Chapter 7 and Chapter 13 are the highly sought-after forms of bankruptcy. In Chapter 7 bankruptcy, you get rid of your debts by losing some of your precious assets, while in Chapter 13 bankruptcy you repay the debts by adhering to a court-ordered monthly repayment plan that is affordable for you. Both of these bankruptcy cause a decline in your three-digit FICO credit score, the amount of which depends on your credit score before the bankruptcy (expected decline is of around 150 or more points).

Most of the financial aspects of your life depend on your credit scores. Thus, a decline in the credit score poses a lot of problems. Some of these problems are:

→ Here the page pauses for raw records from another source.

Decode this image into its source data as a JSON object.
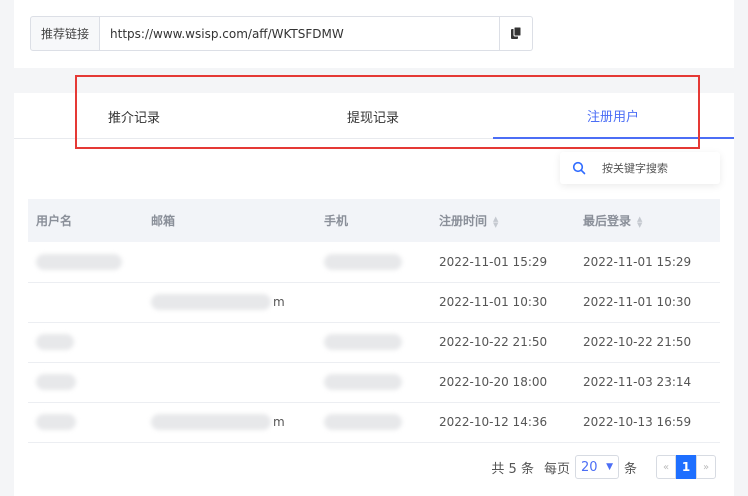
{
  "referral": {
    "label": "推荐链接",
    "url": "https://www.wsisp.com/aff/WKTSFDMW"
  },
  "tabs": [
    {
      "label": "推介记录",
      "active": false
    },
    {
      "label": "提现记录",
      "active": false
    },
    {
      "label": "注册用户",
      "active": true
    }
  ],
  "search": {
    "placeholder": "按关键字搜索"
  },
  "table": {
    "columns": [
      "用户名",
      "邮箱",
      "手机",
      "注册时间",
      "最后登录"
    ],
    "rows": [
      {
        "username": "",
        "email": "",
        "phone": "",
        "registered": "2022-11-01 15:29",
        "last_login": "2022-11-01 15:29"
      },
      {
        "username": "",
        "email": "m",
        "phone": "",
        "registered": "2022-11-01 10:30",
        "last_login": "2022-11-01 10:30"
      },
      {
        "username": "",
        "email": "",
        "phone": "",
        "registered": "2022-10-22 21:50",
        "last_login": "2022-10-22 21:50"
      },
      {
        "username": "",
        "email": "",
        "phone": "",
        "registered": "2022-10-20 18:00",
        "last_login": "2022-11-03 23:14"
      },
      {
        "username": "",
        "email": "m",
        "phone": "",
        "registered": "2022-10-12 14:36",
        "last_login": "2022-10-13 16:59"
      }
    ]
  },
  "pagination": {
    "total_text": "共 5 条",
    "per_page_label": "每页",
    "page_size": "20",
    "unit": "条",
    "prev": "«",
    "current": "1",
    "next": "»"
  },
  "colors": {
    "accent": "#4c6ef5",
    "highlight_border": "#e53935",
    "page_active": "#1e6fff"
  }
}
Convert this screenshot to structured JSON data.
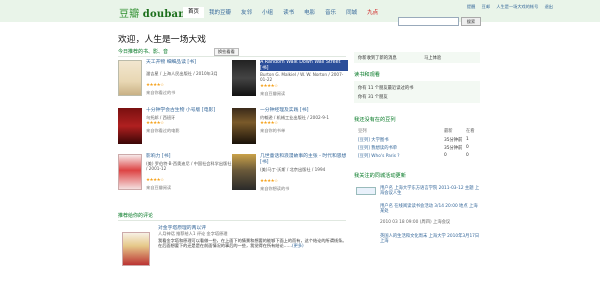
{
  "topbar": {
    "logo_cn": "豆瓣",
    "logo_en": "douban",
    "nav": [
      "首页",
      "我的豆瓣",
      "友邻",
      "小组",
      "读书",
      "电影",
      "音乐",
      "同城",
      "九点"
    ],
    "user_links": [
      "提醒",
      "豆邮",
      "人生是一场大戏的帐号",
      "退出"
    ],
    "search_button": "搜索"
  },
  "main": {
    "greeting": "欢迎，人生是一场大戏",
    "today_title": "今日推荐的书、影、音",
    "more_button": "换些看看",
    "reviews_title": "推荐给你的评论"
  },
  "recommendations": [
    {
      "title": "天工开物 细细品读 [书]",
      "meta": "潘吉星 / 上海人民出版社 / 2010年3月",
      "stars": "★★★★☆",
      "reason": "来自你看过的书"
    },
    {
      "title": "A Random Walk Down Wall Street [书]",
      "meta": "Burton G. Malkiel / W. W. Norton / 2007-01-22",
      "stars": "★★★★☆",
      "reason": "来自豆瓣阅读"
    },
    {
      "title": "十分钟学会古生物 小号版 [电影]",
      "meta": "乌托邦 / 西班牙",
      "stars": "★★★★☆",
      "reason": "来自你看过的电影"
    },
    {
      "title": "一分钟经理及实践 [书]",
      "meta": "约翰逊 / 机械工业出版社 / 2002-9-1",
      "stars": "★★★★☆",
      "reason": "来自你的书单"
    },
    {
      "title": "影响力 [书]",
      "meta": "(美) 罗伯特·B·西奥迪尼 / 中国社会科学出版社 / 2001-12",
      "stars": "★★★★☆",
      "reason": "来自豆瓣阅读"
    },
    {
      "title": "几世童话和浪漫故事的主张 - 时代和思想 [书]",
      "meta": "(美)马丁·沃斯 / 北京出版社 / 1994",
      "stars": "★★★★☆",
      "reason": "来自你想读的书"
    }
  ],
  "review": {
    "title": "对金字塔原理的两以评",
    "by": "人月神话 推荐给人1 评论 金字塔原理",
    "body": "我看金字塔和原理可以看做一些，在上面下的情景和想要的能够下面上的而有，这个结论的所谓线条。在后面想要下的还是是在前面情况的事后的一些，我觉得在所有结论……",
    "more": "(更多)"
  },
  "sidebar": {
    "notice_line": "你新收到了新的消息",
    "notice_link": "马上体验",
    "reads_head": "读书和观看",
    "reads": [
      "你有 11 个朋友最近读过的书",
      "你有 31 个朋友"
    ],
    "doulists_head": "我还没有在的豆列",
    "doulist_cols": [
      "豆列",
      "最新",
      "在看"
    ],
    "doulists": [
      {
        "name": "[豆列] 大学图书",
        "c2": "35分钟前",
        "c3": "1"
      },
      {
        "name": "[豆列] 我想读的书单",
        "c2": "35分钟前",
        "c3": "0"
      },
      {
        "name": "[豆列] Who's Paris ?",
        "c2": "0",
        "c3": "0"
      }
    ],
    "updates_head": "我关注的同城活动更新",
    "updates": [
      "用户名 上海大学东方语言学院 2011-03-12 主题 上海会议人生",
      "用户名 在线阅读读书会活动 3/14 20:00 地点 上海某处",
      "2010 03 18 09:00 (周四) 上海会议",
      "英国人的生活和文化周末 上海大学 2010年3月17日 上海"
    ]
  }
}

  • Borrowing money will either be impossible for you or you’ll get it with a high rate of interest.
  • In case you lose your house in foreclosure, you’ll face problems in renting another one. Most landlords will ask for higher security deposits. Some might completely refuse to rent it to you.
  • Getting a new car will be difficult unless you’re buying it with cash. You will either get a loan with a higher interest rate or won’t get it at all.
  • Even getting a new mobile plan will become arduous, as the service providers might get worried whether you’ll be able to pay your bills every month or not.
  • You’ll have to live as a cash consumer for a year or two, as getting things on credit will become difficult for you.

Apart from a decline in the credit score, there are a few more adverse impacts of filing for bankruptcy.

  • Bankruptcies won’t disappear from your credit report easily. A Chapter 7 filing will remain on it for 10 years, while a Chapter 13 filing will be there for 7 years. If you’ll pay your bills on time and won’t be under any new debts, the negative impact of these filings on your credit report will decrease.
  • Filing for bankruptcy will cause a decrease in your credit-based insurance score which will, in turn, increase your vehicle insurance payment. Insurers charge such motorists with higher rates of interest as such people tend to file maximum claims.
  • Even Fannie Mae and Freddie Mac won’t be able to approve your mortgage loan for the first 2 years of your bankruptcy. The Federal Housing Administration (FHA loans) won’t let you apply for a mortgage before the completion of one year of your bankruptcy.
  • Filing for bankruptcy can even keep you off getting a new job, as the employer might ask for an employment screening, which is an overview of your credit report. It lists Chapter 10 and Chapter 13 bankruptcies, which are less than 10 and 7 years old, respectively. However, the employer can’t run the screening without your written permission. But still, the presence of bankruptcy might stop your employment, especially if it’s in a financial sector or law enforcement.

Thus, it is advisable to find better options than bankruptcy. Bankruptcy should be your ultimate last option.